Final space reference. I just read a book called The Martian by Andy Weir. Apparently there’s a film too although I know nothing about it. The book is about a bloke who gets stuck on Mars. It’s a compelling amusing romping read. If you get stuck on a remote planet being a botanist and an engineer are helpful skills. There’s not much call for social media influencers or hedge fund managers if you’re stranded and in a pickle on Mars. Unsurprisingly.

Come on Jacinda

I woke up a few days ago to the news that Barry Cryer had died. He was one funny man. Dave and I once went to see him tell stories at Buxton Opera House. Colin Sell accompanied him on the piano. Another “I’m sorry I haven’t a clue stalwart”. There was no pizzaz or razzmatazz. Just a bloke sat on a stool in his v-necked Marks and Spencer’s jumper, holding the audience in his hand with his impeccable comic timing, straight faced naughtiness and his ability to laugh at himself. It was a good night out.

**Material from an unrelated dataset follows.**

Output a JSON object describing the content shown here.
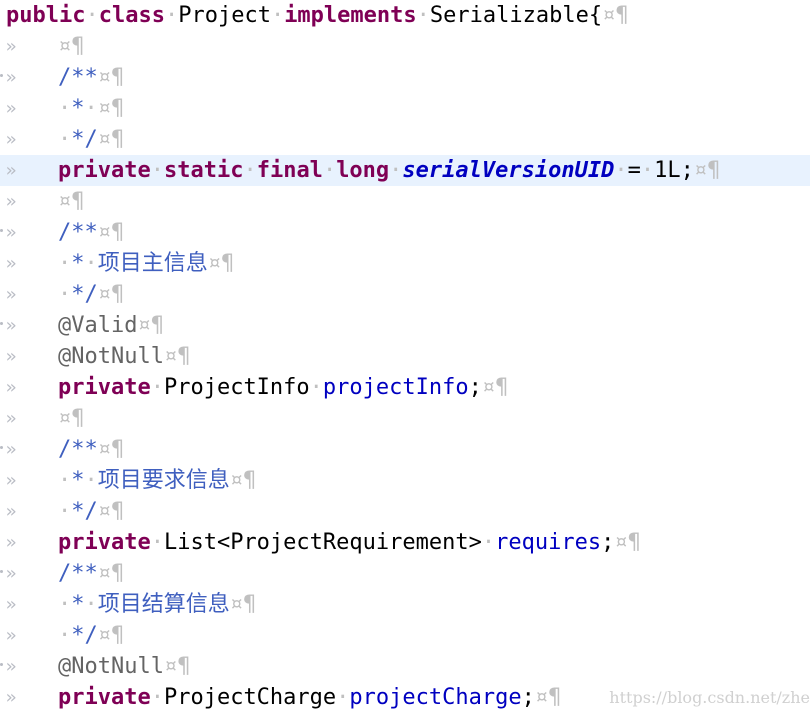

This morning is not a good morning in. We planned to sail to Harifa from the main village in Fakarava for the coming weekend. Up at 5.30. Ashore to buy bread, dump the rubbish with a view to hauling anchor at 6.30. All good till pressing the engine start button illicited nothing. Nada. Silencio. Poor Dave is now scrabbling for his multimeter and opening the battery box. Troubleshooting here we come.

Jacinda announced yesterday that NZ are planning to open their borders this year. A cause for a small whoop of delight on Grace. A fellow sail-ey friend messaged back….”That is the best news ever. She better stick to it or we’re going to punch her lights out 😀”. I like the raw sentiment but I’m not sure how you can do that if you can’t get in. That’s the pedant in me. 

We have started on the paperwork necessary to get west. Fiji entry requires engaging an agent. I contacted one who responded immediately and passed on links to the forms you need to download and fill in. Plus the dosh you need to splash. Prior to Jacinda making the announcement yesterday, I’d also downloaded the necessary forms to get into NZ on the refit exemption. Fingers crossed now, we don’t need to do this any more. Covid is here to stay. The world  media bandied the phrase “waiting for the new normal’. Well there is no waiting. The new normal is now. Crack on. Let us in please. 

What else have we been up to. 

The generator made a strange noise. There’s something about being tuned into noises on the boat. It’s amazing how quickly we pick up on difference. Unusual noises stand out. A rattle, a change in tone, a squeak. They normally mean something is kaput or on its way there. 

A quick check and there’s no water coming out of the exhaust. Press the off button forthwith. The problem turned out to be a broken impeller, a little rubber piece which is a bit like a water wheel pushing sea water round the outside of the engine. To change the impeller takes about 15 minutes. Turn the sea cock off. Remove the outer case. Unscrew the face plate on the water pump. Pull the dodgy impeller out. Insert new one and reverse the process.

However, we ended up with a three day job as part of a bigger overhaul. Flushing the sea water cooling system to remove the silty crap took several hours. Remaking the broken rubber feet that support the generator took a chunk of time. And squeezing it back in its case after hauling it out with a block and tackle was tricky.  But all is good now.

Plus we’ve had some fun wakeboarding behind our dinghy and Dave had cracked upwind when kiting. Both activities offer the possibility of a Superman. Lurching forward out of control with an outstretched body. Kiting when a squall kicks in gets number one status. Shame I have no piccies of Dave jettisoning forwards then splatting before International Rescue, aka me, turns up on the scene.  

And a few bullet points to finish.

  • Thankfully we were unaffected by the Tongan tsunami
  • There’s been lots of squally weather recently with big lightening storms
  • Having hauled out and cleaned the hull in Tahiti, Grace is sailing really well 
  • We have 4kg of cucumbers to eat. Yes, that is a lot.
  • We have written a couple of work proposals recently. That’s a novelty. 
  • Orange and raisin cake is my current cake of choice.
  • We hope to depart for Fiji around May, this year.
  • I just read the International Space Station will crash into the Pacific Ocean in 2031. That’s going to be a big splash.